Artist: Pride & Glory
Album: Pride & Glory
Originally Released: 1994
If you love music, you’ll remember them.
They are gems. Precious glistening jewels. The tones, textures and melodies that become the key to your heart. They are the moments when you looked into the deepest, darkest soul of music and saw yourself looking back.
In short, they are the most influential albums you’ve ever listened to. And Pride & Glory is one of mine.
In the summer of 1994 I was an awkward, gangling teen. I knew I loved drums and guitars more than anything else in the world (perhaps with the exception of Karen, with whom I was totally besotted.) Beyond that, I knew nothing.
Every Friday night without fail, I set the VCR to record Noisy Mothers, the only show on British network television giving air time to hard rock and metal. Then, every Saturday morning I would race downstairs before the rest of the house was awake, rewind the VHS tape, lie back on the sofa and basque in the glow of the television. In the following hour of dissentient, distorted bliss, I would absorb all the musical masterpieces that Krusher and Anne Kirk could throw at me.
One Saturday in particular, a music video was introduced that would change my musical world forever. And unusually for Noisy Mothers, it started with a banjo.
The track was Losin Your Mind, the opening song of the eponymous album from new band, Pride & Glory. Masterminded by erstwhile Ozzy Osbourne axe-slinger Zakk Wylde, their’s was a beguiling blend of styles that – on paper – shouldn’t have worked at all. In practice, however, oh boy….
That banjo motif, playing over images of a southern US swampland reminiscent of a scene from Deliverance, soon broke out in to a full-bore rock song, a heavy guitar riff mirroring the banjo, accompanied by resonant, clattering drums and a low-down, dirty bass rumble.
But what was this style of music? Was it metal? Sure, but then again, not really. Wylde’s custom Les Paul was very much in evidence, as were his blistering solos, but then so was that banjo. Was it country? Bluegrass? As well as the now infamous banjo, there were elements of American roots music all over the parent album, most notably in the rhythm and twang of Cry Me A River. Was it blues rock? Southern rock? Yes AND no. James Lomenzo’s swampy bass and Brian Tichy’s muscular drumming wouldn’t have sounded at all out of place on a Lynyrd Skynyrd album (something made explicit by the name of the album’s song publisher and original band name, Lynyrd Skynhead), and Wylde’s bottleneck slide on Troubled Wine brought the blues tropes to the fore.
Wylde’s cracked, throaty drawl of a singing voice turned out to be a captivating instrument all of it’s own.

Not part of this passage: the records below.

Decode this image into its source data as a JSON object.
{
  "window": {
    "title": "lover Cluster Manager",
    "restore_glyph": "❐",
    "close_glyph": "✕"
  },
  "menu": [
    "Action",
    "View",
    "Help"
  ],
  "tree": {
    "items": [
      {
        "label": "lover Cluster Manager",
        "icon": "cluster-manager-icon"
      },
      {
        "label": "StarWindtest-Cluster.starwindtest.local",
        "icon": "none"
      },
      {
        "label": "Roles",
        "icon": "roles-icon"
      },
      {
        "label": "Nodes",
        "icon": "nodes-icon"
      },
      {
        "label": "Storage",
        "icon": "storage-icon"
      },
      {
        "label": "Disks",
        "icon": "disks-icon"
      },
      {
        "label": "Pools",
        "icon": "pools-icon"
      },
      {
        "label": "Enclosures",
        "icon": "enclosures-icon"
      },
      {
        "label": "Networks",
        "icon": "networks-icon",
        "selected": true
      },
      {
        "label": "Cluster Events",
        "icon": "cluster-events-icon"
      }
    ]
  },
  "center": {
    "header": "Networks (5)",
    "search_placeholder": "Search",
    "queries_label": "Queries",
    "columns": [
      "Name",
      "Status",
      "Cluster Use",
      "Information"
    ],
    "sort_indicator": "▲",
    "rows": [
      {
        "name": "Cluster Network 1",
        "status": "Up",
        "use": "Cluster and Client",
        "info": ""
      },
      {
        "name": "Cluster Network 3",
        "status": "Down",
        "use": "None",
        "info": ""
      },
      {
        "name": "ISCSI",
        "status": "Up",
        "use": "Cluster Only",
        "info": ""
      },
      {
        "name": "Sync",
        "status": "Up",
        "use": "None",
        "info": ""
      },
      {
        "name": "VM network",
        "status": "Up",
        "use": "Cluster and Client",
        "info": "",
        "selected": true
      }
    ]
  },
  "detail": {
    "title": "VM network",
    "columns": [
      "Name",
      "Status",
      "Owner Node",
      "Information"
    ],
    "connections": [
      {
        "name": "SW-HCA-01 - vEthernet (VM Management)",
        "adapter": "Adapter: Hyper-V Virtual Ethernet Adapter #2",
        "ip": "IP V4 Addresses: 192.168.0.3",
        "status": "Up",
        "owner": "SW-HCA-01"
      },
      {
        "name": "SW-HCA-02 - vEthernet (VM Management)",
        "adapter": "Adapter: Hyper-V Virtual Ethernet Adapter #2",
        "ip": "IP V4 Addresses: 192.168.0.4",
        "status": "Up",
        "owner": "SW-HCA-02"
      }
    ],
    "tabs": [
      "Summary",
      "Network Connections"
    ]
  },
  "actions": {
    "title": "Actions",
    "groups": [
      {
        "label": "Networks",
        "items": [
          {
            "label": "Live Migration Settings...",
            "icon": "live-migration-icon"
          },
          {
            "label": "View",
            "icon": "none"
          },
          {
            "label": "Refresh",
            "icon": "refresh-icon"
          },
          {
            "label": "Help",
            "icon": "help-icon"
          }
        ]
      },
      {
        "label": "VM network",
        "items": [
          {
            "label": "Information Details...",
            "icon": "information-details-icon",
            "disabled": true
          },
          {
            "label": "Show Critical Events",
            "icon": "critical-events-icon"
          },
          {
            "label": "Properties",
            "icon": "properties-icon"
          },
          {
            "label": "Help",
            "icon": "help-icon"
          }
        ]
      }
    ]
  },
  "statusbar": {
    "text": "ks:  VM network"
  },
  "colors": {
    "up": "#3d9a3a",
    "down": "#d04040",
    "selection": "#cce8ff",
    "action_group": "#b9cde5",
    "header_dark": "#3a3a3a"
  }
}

His lyrics a biblical blend of doom, love, decay and joy. In album closer I Hate Your Guts, they came with a wicked sense of vitriolic humour, too. Horse Called War was a full-tilt blast of hard rock, it’s descending riff keeping pace with Tichy’s spine-tingling beat. Lovin’ Woman was an acoustic-led summer breeze of an old school love-song, Fadin’ Away as a fine and affecting piece of piano balladry as you were likely to hear all year. The aforementioned Cry Me A River was out and out country, but with a sublime howl of a heavy metal solo seamlessly bolted on to thrilling effect.
Whatever the hell this music was, it was electrifying, mesmerising, hair-raising stuff. For this then 14 year old, the whole was worth so much more than the sum of the parts; the album was nothing short of epiphanic.
Ultimately Pride & Glory lasted for a little over a year and just the one studio album. James Lomenzo left the group and they broke up after their touring commitments were over. Wylde would go on to greater acclaim, longevity and album sales as part of his new metal band, Black Label Society. Lomenzo has sinced played in Black Label Society and Megadeth amongst other projects. Tichy has played with various bands including Whitesnake, and is now focused on new band S.U.N. with singer Sass Jordan. But somehow the shortlived nature of Pride & Glory and their limited recorded output just seems to make that one album all the more special.
As the Trinidadian turn of phrase would have it: “Perfect album is perfect.”